Mark Beuving —  September 25, 2012 — 5 Comments

The church can get pretty weird about dating. Last Spring I did a series of blogs on “Why Christians Are Bad at Dating.” The popularity of this series doesn’t prove that I had a solution for making dating in Christian circles less awkward, but it does show that this issue is on a lot of minds.

I’m telling you, we are weird about the road to marriage. We can’t agree on what it should be called, how often it should be done, how long it should last, how close a not-yet-married couple should get, and on and on. Yet most church folk tend to be pretty opinionated about these things. And perhaps more germane to the problem, we all seem to have an urgency to see every single person in our churches married. I don’t think anyone is trying to make their single brothers and sisters feel bad or pressured, but the pressure is there nonetheless.

AltaredAnd now to my point.
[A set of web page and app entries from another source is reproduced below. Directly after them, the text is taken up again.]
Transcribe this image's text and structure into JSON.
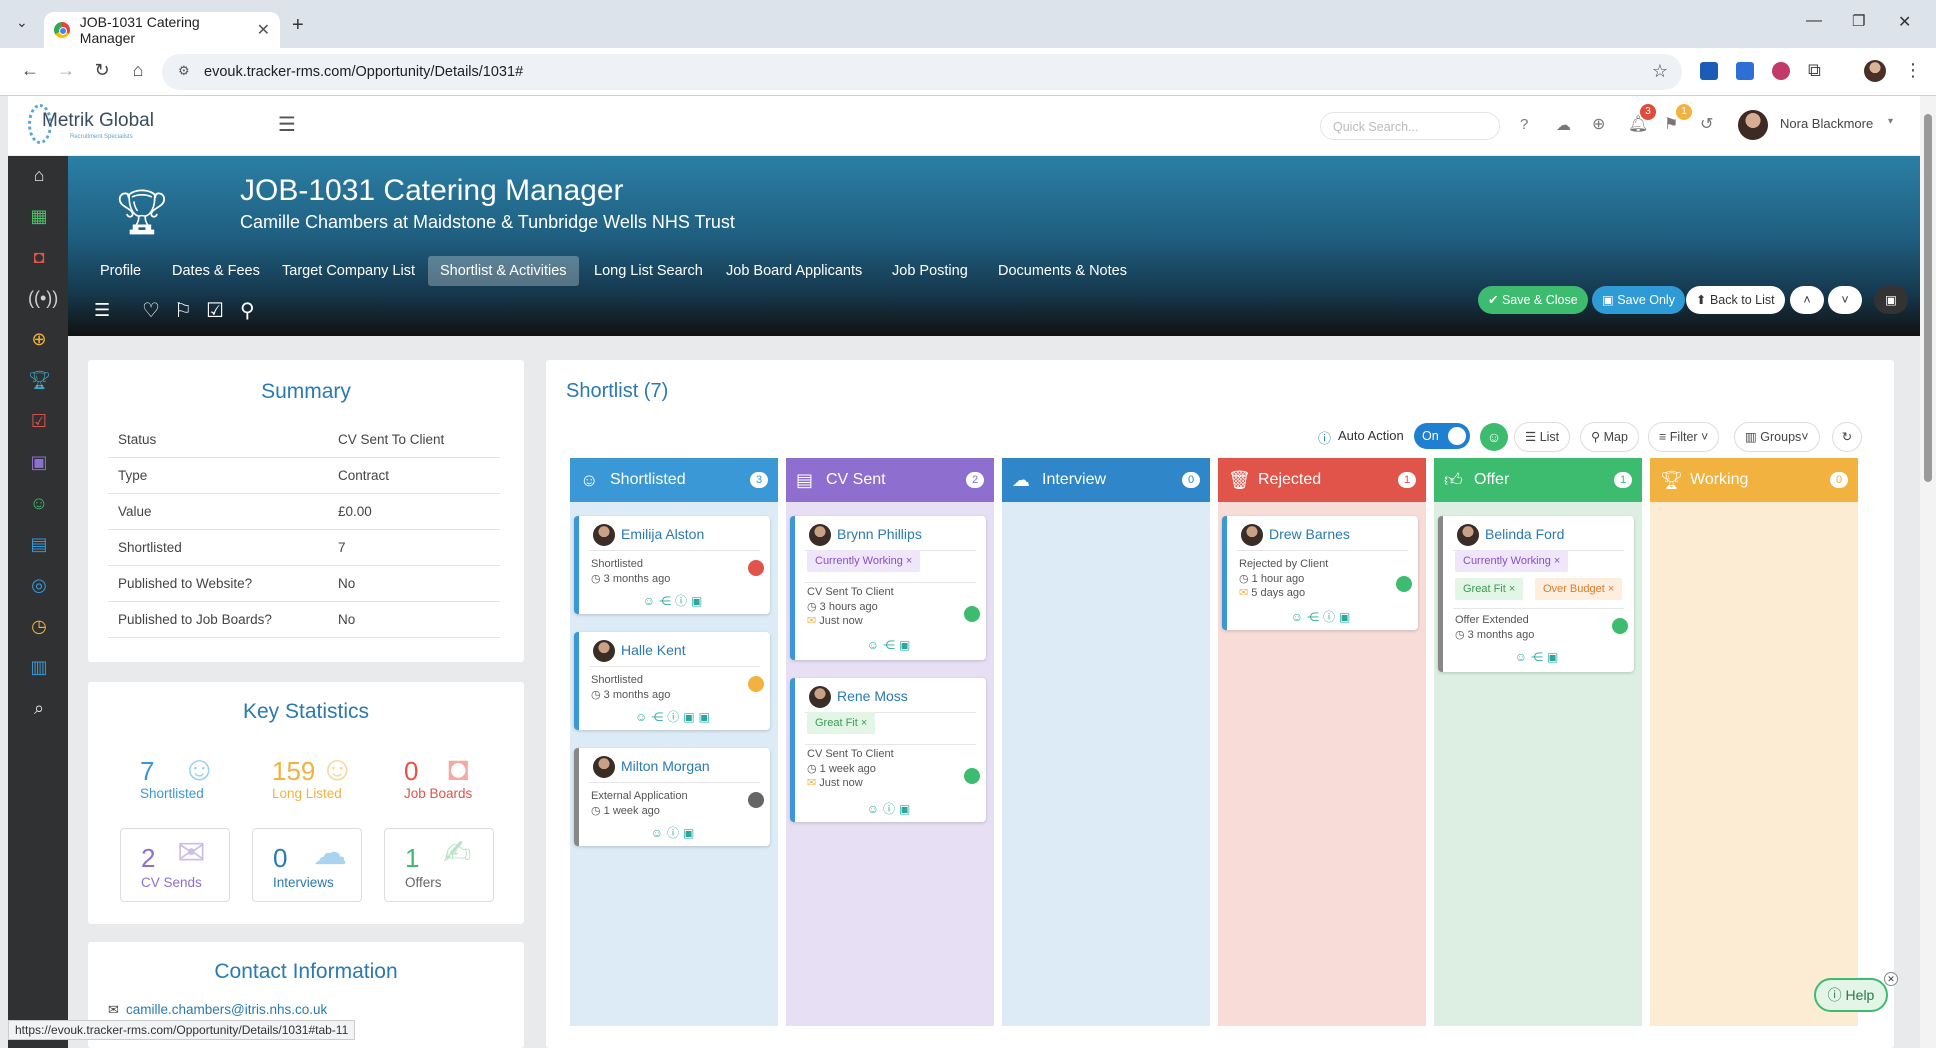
{
  "browser": {
    "tab_title": "JOB-1031 Catering Manager",
    "url": "evouk.tracker-rms.com/Opportunity/Details/1031#",
    "status_url": "https://evouk.tracker-rms.com/Opportunity/Details/1031#tab-11"
  },
  "header": {
    "logo_text": "Metrik Global",
    "logo_tagline": "Recruitment Specialists",
    "search_placeholder": "Quick Search...",
    "notif_count": "3",
    "flag_count": "1",
    "user_name": "Nora Blackmore"
  },
  "hero": {
    "title": "JOB-1031 Catering Manager",
    "subtitle": "Camille Chambers at Maidstone & Tunbridge Wells NHS Trust",
    "tabs": [
      "Profile",
      "Dates & Fees",
      "Target Company List",
      "Shortlist & Activities",
      "Long List Search",
      "Job Board Applicants",
      "Job Posting",
      "Documents & Notes"
    ],
    "active_tab": "Shortlist & Activities",
    "save_close": "Save & Close",
    "save_only": "Save Only",
    "back_to_list": "Back to List"
  },
  "summary": {
    "title": "Summary",
    "rows": [
      {
        "key": "Status",
        "value": "CV Sent To Client"
      },
      {
        "key": "Type",
        "value": "Contract"
      },
      {
        "key": "Value",
        "value": "£0.00"
      },
      {
        "key": "Shortlisted",
        "value": "7"
      },
      {
        "key": "Published to Website?",
        "value": "No"
      },
      {
        "key": "Published to Job Boards?",
        "value": "No"
      }
    ]
  },
  "key_stats": {
    "title": "Key Statistics",
    "shortlisted": {
      "value": "7",
      "label": "Shortlisted"
    },
    "long_listed": {
      "value": "159",
      "label": "Long Listed"
    },
    "job_boards": {
      "value": "0",
      "label": "Job Boards"
    },
    "cv_sends": {
      "value": "2",
      "label": "CV Sends"
    },
    "interviews": {
      "value": "0",
      "label": "Interviews"
    },
    "offers": {
      "value": "1",
      "label": "Offers"
    }
  },
  "contact": {
    "title": "Contact Information",
    "email": "camille.chambers@itris.nhs.co.uk"
  },
  "shortlist": {
    "title": "Shortlist (7)",
    "auto_action": "Auto Action",
    "toggle": "On",
    "tools": {
      "list": "List",
      "map": "Map",
      "filter": "Filter",
      "groups": "Groups"
    },
    "columns": [
      {
        "name": "Shortlisted",
        "count": "3",
        "color": "#3a98d6",
        "bg": "#dcebf5"
      },
      {
        "name": "CV Sent",
        "count": "2",
        "color": "#8e6fd0",
        "bg": "#e7e0f5"
      },
      {
        "name": "Interview",
        "count": "0",
        "color": "#2f86c8",
        "bg": "#dcebf5"
      },
      {
        "name": "Rejected",
        "count": "1",
        "color": "#e0544a",
        "bg": "#f7dcd8"
      },
      {
        "name": "Offer",
        "count": "1",
        "color": "#3dbb6f",
        "bg": "#dcefe2"
      },
      {
        "name": "Working",
        "count": "0",
        "color": "#f2b23f",
        "bg": "#fcecd4"
      }
    ],
    "cards": {
      "emilija": {
        "name": "Emilija Alston",
        "status": "Shortlisted",
        "time": "3 months ago"
      },
      "halle": {
        "name": "Halle Kent",
        "status": "Shortlisted",
        "time": "3 months ago"
      },
      "milton": {
        "name": "Milton Morgan",
        "status": "External Application",
        "time": "1 week ago"
      },
      "brynn": {
        "name": "Brynn Phillips",
        "tag": "Currently Working ×",
        "status": "CV Sent To Client",
        "time": "3 hours ago",
        "time2": "Just now"
      },
      "rene": {
        "name": "Rene Moss",
        "tag": "Great Fit ×",
        "status": "CV Sent To Client",
        "time": "1 week ago",
        "time2": "Just now"
      },
      "drew": {
        "name": "Drew Barnes",
        "status": "Rejected by Client",
        "time": "1 hour ago",
        "time2": "5 days ago"
      },
      "belinda": {
        "name": "Belinda Ford",
        "tag": "Currently Working ×",
        "tag2": "Great Fit ×",
        "tag3": "Over Budget ×",
        "status": "Offer Extended",
        "time": "3 months ago"
      }
    }
  },
  "help": "Help"
}
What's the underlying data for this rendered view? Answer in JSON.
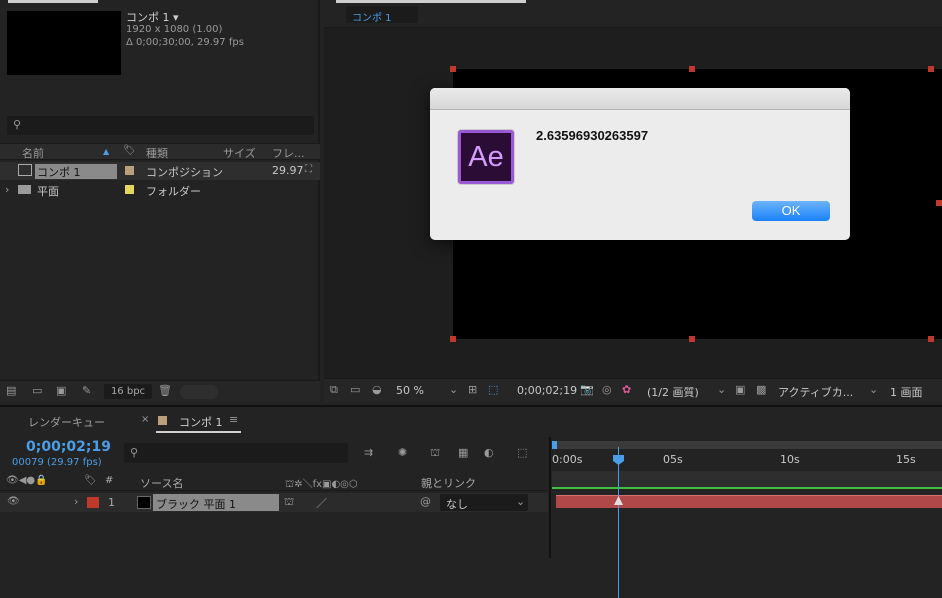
{
  "project": {
    "comp_name": "コンポ 1 ▾",
    "comp_res": "1920 x 1080 (1.00)",
    "comp_dur": "Δ 0;00;30;00, 29.97 fps",
    "columns": [
      "名前",
      "種類",
      "サイズ",
      "フレ..."
    ],
    "items": [
      {
        "name": "コンポ 1",
        "type": "コンポジション",
        "fps": "29.97",
        "color": "#b9a07a"
      },
      {
        "name": "平面",
        "type": "フォルダー",
        "fps": "",
        "color": "#e4d85c"
      }
    ],
    "bpc": "16 bpc"
  },
  "viewer": {
    "tab": "コンポ 1",
    "zoom": "50 %",
    "timecode": "0;00;02;19",
    "resolution": "(1/2 画質)",
    "camera": "アクティブカ...",
    "views": "1 画面"
  },
  "dialog": {
    "message": "2.63596930263597",
    "icon_text": "Ae",
    "ok": "OK"
  },
  "timeline": {
    "tab_render": "レンダーキュー",
    "tab_comp": "コンポ 1",
    "timecode": "0;00;02;19",
    "frames": "00079 (29.97 fps)",
    "hdr_source": "ソース名",
    "hdr_parent": "親とリンク",
    "layer_num": "1",
    "layer_name": "ブラック 平面 1",
    "parent_value": "なし",
    "ruler": [
      "0:00s",
      "05s",
      "10s",
      "15s"
    ]
  }
}
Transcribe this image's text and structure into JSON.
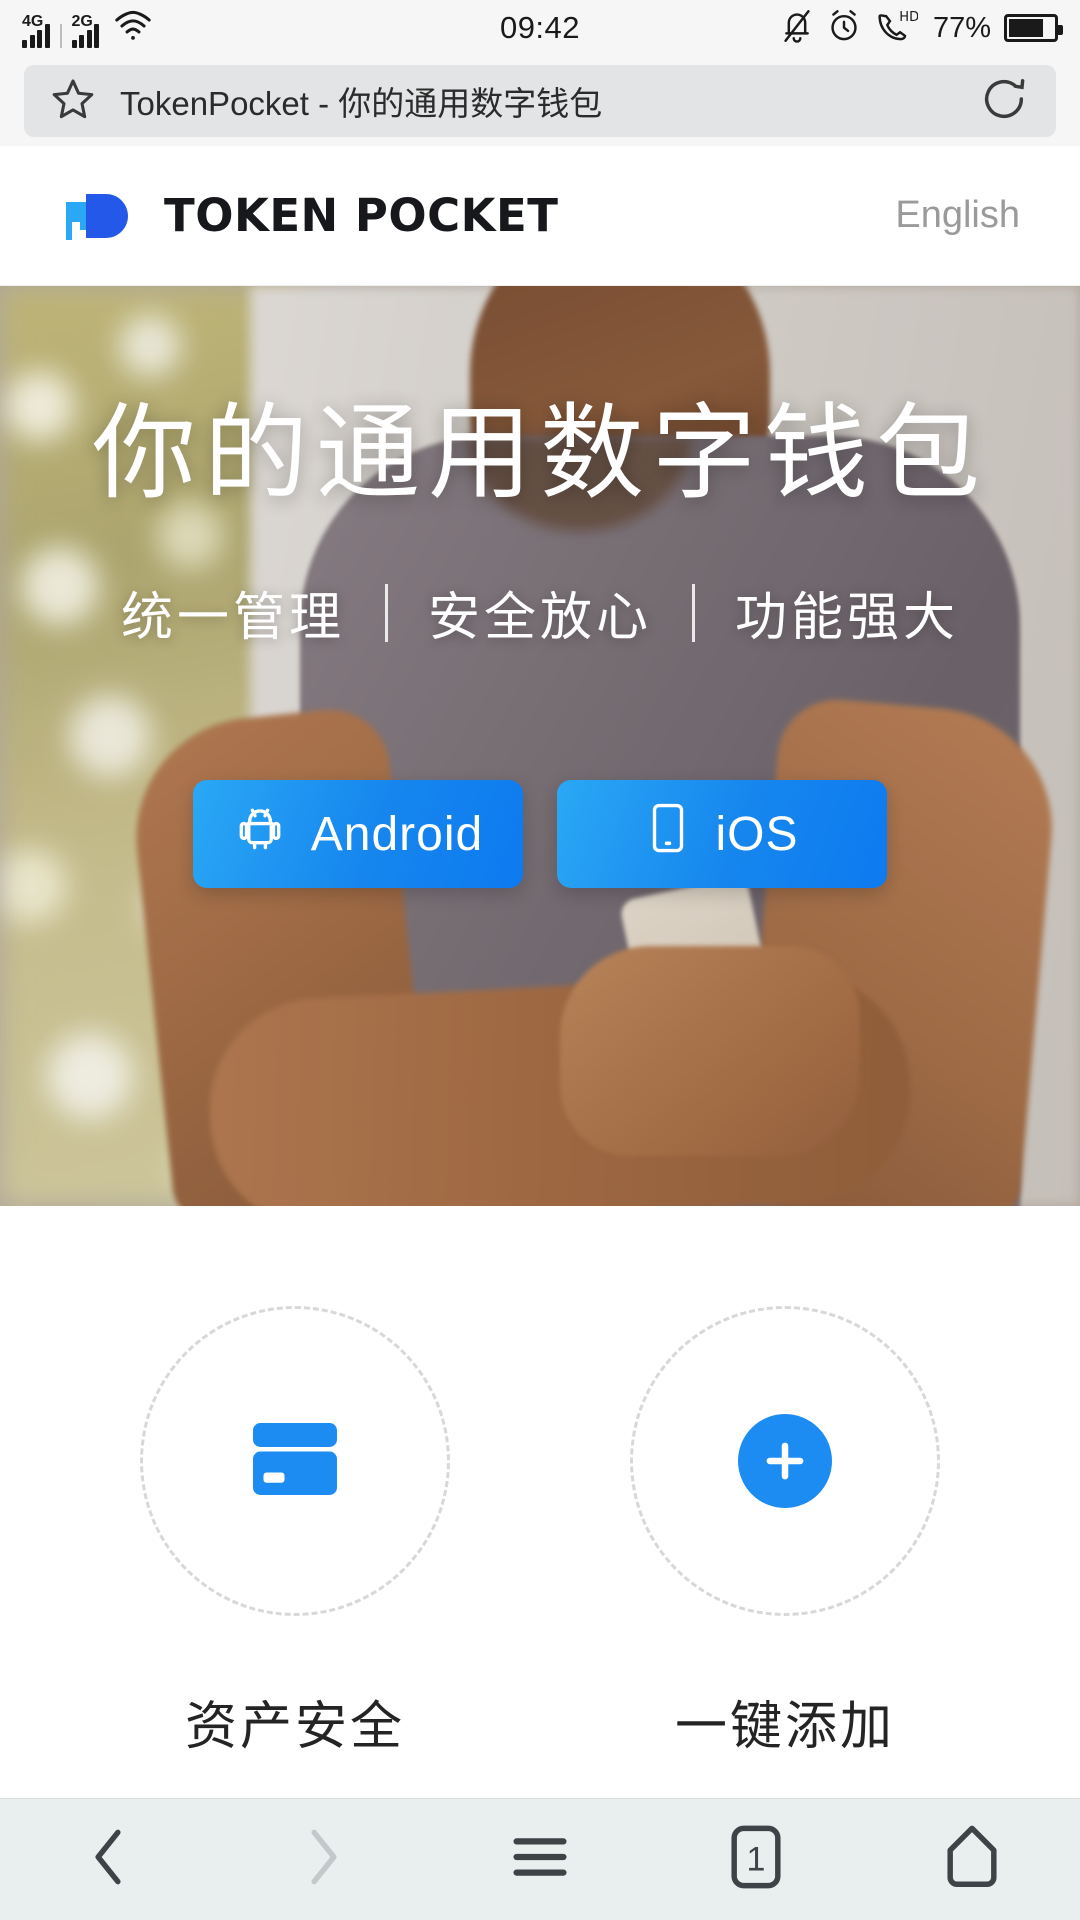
{
  "status_bar": {
    "network_primary": "4G",
    "network_secondary": "2G",
    "wifi_icon": "wifi-icon",
    "time": "09:42",
    "mute_icon": "bell-mute-icon",
    "alarm_icon": "alarm-clock-icon",
    "hd_call_icon": "hd-call-icon",
    "battery_percent": "77%",
    "battery_level": 77
  },
  "browser": {
    "bookmark_icon": "star-icon",
    "page_title": "TokenPocket - 你的通用数字钱包",
    "refresh_icon": "refresh-icon"
  },
  "site_header": {
    "logo_icon": "tokenpocket-logo-icon",
    "wordmark": "TOKEN POCKET",
    "language_label": "English",
    "logo_color_light": "#2aa8f5",
    "logo_color_dark": "#2358e8"
  },
  "hero": {
    "title": "你的通用数字钱包",
    "features": [
      "统一管理",
      "安全放心",
      "功能强大"
    ],
    "buttons": [
      {
        "label": "Android",
        "icon": "android-robot-icon"
      },
      {
        "label": "iOS",
        "icon": "mobile-phone-icon"
      }
    ],
    "button_color": "#1686ee"
  },
  "feature_cards": [
    {
      "label": "资产安全",
      "icon": "wallet-card-icon",
      "icon_color": "#1c8cf3"
    },
    {
      "label": "一键添加",
      "icon": "plus-circle-icon",
      "icon_color": "#1c8cf3"
    }
  ],
  "bottom_nav": [
    {
      "name": "back",
      "icon": "chevron-left-icon",
      "label": ""
    },
    {
      "name": "forward",
      "icon": "chevron-right-icon",
      "label": ""
    },
    {
      "name": "menu",
      "icon": "hamburger-menu-icon",
      "label": ""
    },
    {
      "name": "tabs",
      "icon": "tab-count-icon",
      "label": "1"
    },
    {
      "name": "home",
      "icon": "home-icon",
      "label": ""
    }
  ]
}
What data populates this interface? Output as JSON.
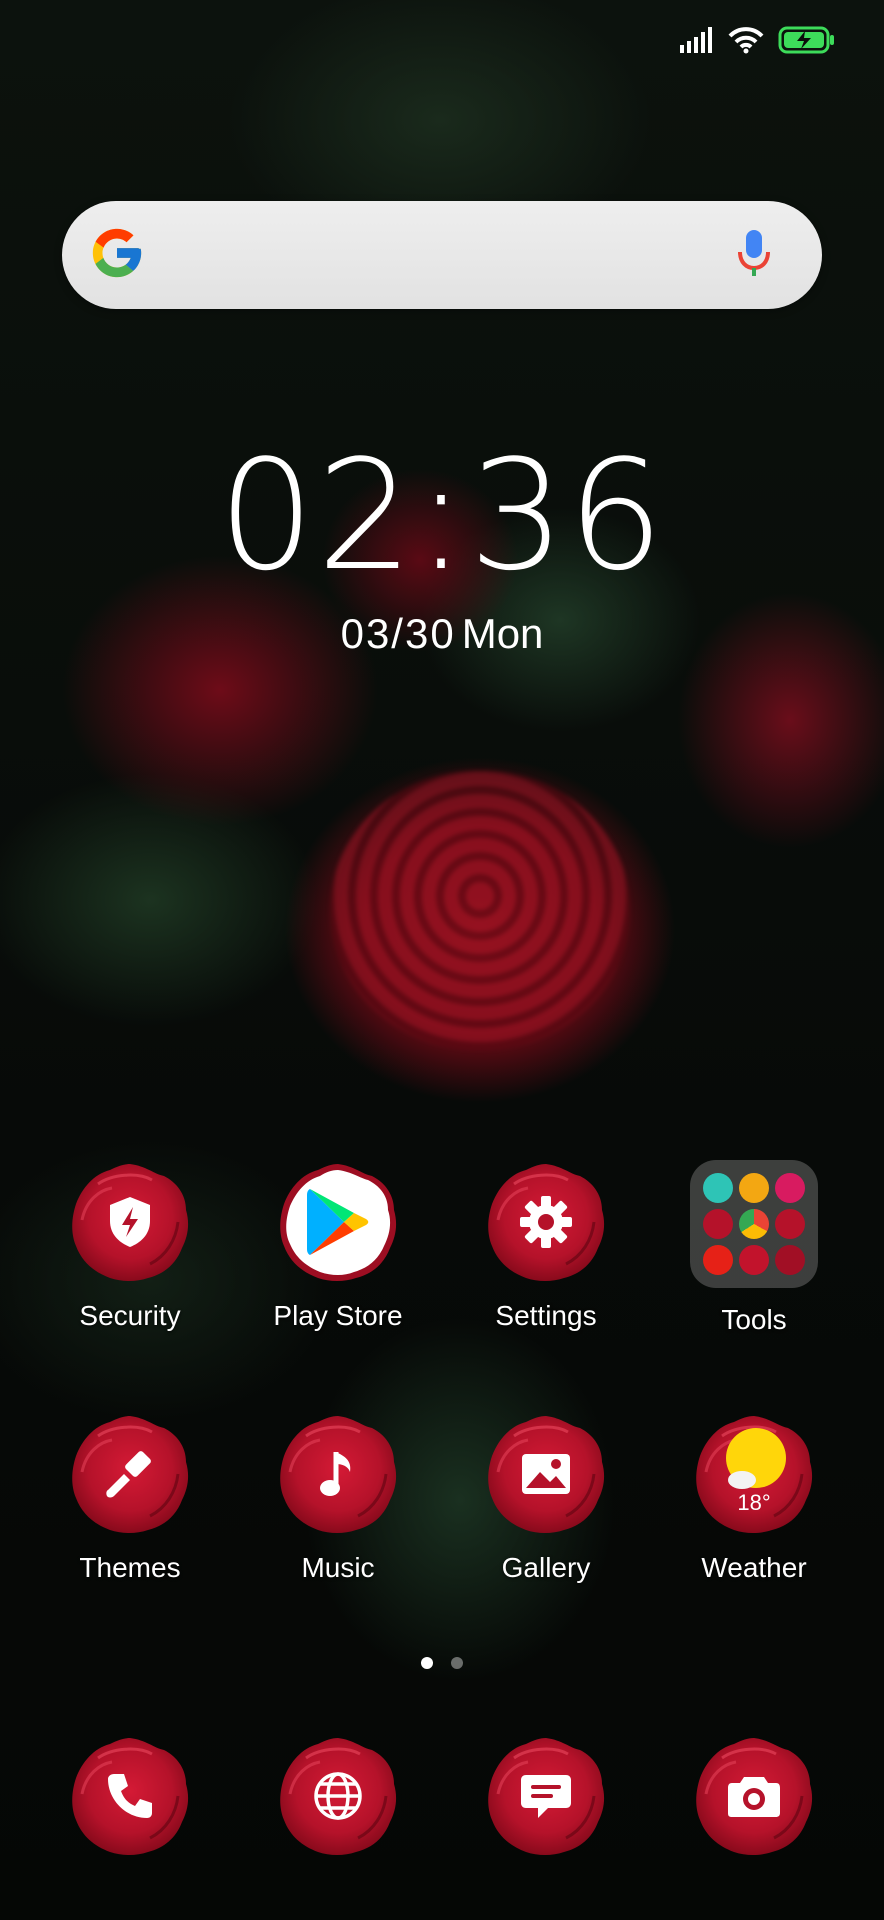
{
  "status_bar": {
    "battery_state": "charging",
    "icons": [
      "signal-icon",
      "wifi-icon",
      "battery-charging-icon"
    ]
  },
  "search": {
    "icons": [
      "google-g-icon",
      "microphone-icon"
    ]
  },
  "clock": {
    "time": "02:36",
    "date": "03/30",
    "weekday": "Mon"
  },
  "apps_row1": [
    {
      "label": "Security",
      "icon": "shield-bolt-icon"
    },
    {
      "label": "Play Store",
      "icon": "play-store-icon"
    },
    {
      "label": "Settings",
      "icon": "gear-icon"
    },
    {
      "label": "Tools",
      "icon": "folder-icon"
    }
  ],
  "apps_row2": [
    {
      "label": "Themes",
      "icon": "paintbrush-icon"
    },
    {
      "label": "Music",
      "icon": "music-note-icon"
    },
    {
      "label": "Gallery",
      "icon": "image-icon"
    },
    {
      "label": "Weather",
      "icon": "weather-sun-icon",
      "temp": "18°"
    }
  ],
  "page_indicator": {
    "pages": 2,
    "current": 1
  },
  "dock": [
    {
      "icon": "phone-icon"
    },
    {
      "icon": "globe-icon"
    },
    {
      "icon": "message-icon"
    },
    {
      "icon": "camera-icon"
    }
  ],
  "colors": {
    "rose": "#b5122a",
    "rose_dark": "#7d0818",
    "battery": "#3ddc5a",
    "text": "#ffffff"
  }
}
Last week a book was released that I have been waiting to see for a long time. The book is entitled, Altared: The True Story of a She, a He, and How They Both Got Too Worked Up About We. For years I have been wanting a solid book that helps Christians navigate the road to marriage, but I haven’t been satisfied with the go-to books on this subject (though each makes helpful contributions). This is the book that I’ve been wanting.

The authors, writing under pseudonyms (Claire and Eli) in the tradition of Soren Kierkegaard, help us think this issue through in a variety of ways. They offer their experience of being young singles in the church world. Sometimes they heard it said aloud, sometimes it was more latent, but always there was an understanding that the single person’s goal (duty even) is to get married as soon as possible. This was their experience, and I think most of us who grew up in the church can relate. The authors then survey a number of statements from prominent Christian leaders to reveal that this pressure to marry quickly and at all costs comes to us from the top down as well.

Marriage is a good gift from God, and the authors are eager to affirm this. It is the perversion of God’s gift that makes the pursuit of marriage an all-encompassing goal and contradicts 1 Corinthians 7 that the authors want to challenge. Their concern is that we can get so caught up in finding “the one” to love that we neglect Jesus’ command to love our neighbors—not just our potential mates.

So the authors explore love and marriage from a biblical perspective. What should our priorities be when thinking about love in general and marriage and dating in particular? They also did the difficult work of incorporating some of the most helpful thoughts from church history that come to bear on the matter. This gives the book a richness and continuity that we often miss out on.

Probably my favorite part of the book, however, is the narrative. “Claire” and “Eli” teamed up on this book because they saw the way our marriage preoccupation affected their own dating relationship. Both authors are gifted writers and insightful persons in general, and their story is woven through the book, sometimes from her perspective, sometimes from his. The effect is a compelling exploration in which one is personally invested, rather than an impersonal treatise.

So if you want someday to date someone, if you are dating and want to think through it more effectively, if the concept of dating seems awkward yet you aren’t quite ready to kiss it goodbye, then you really ought to read this book. And for the rest of you, everyone in your churches is either married, on the road to marriage, or wrestling with issues of marriage, dating, and singleness. This really isn’t an issue that can be safely ignored.

If you’d like to get a taste for the writing of one of the authors, check out Eli’s recent article in Relevant Magazine.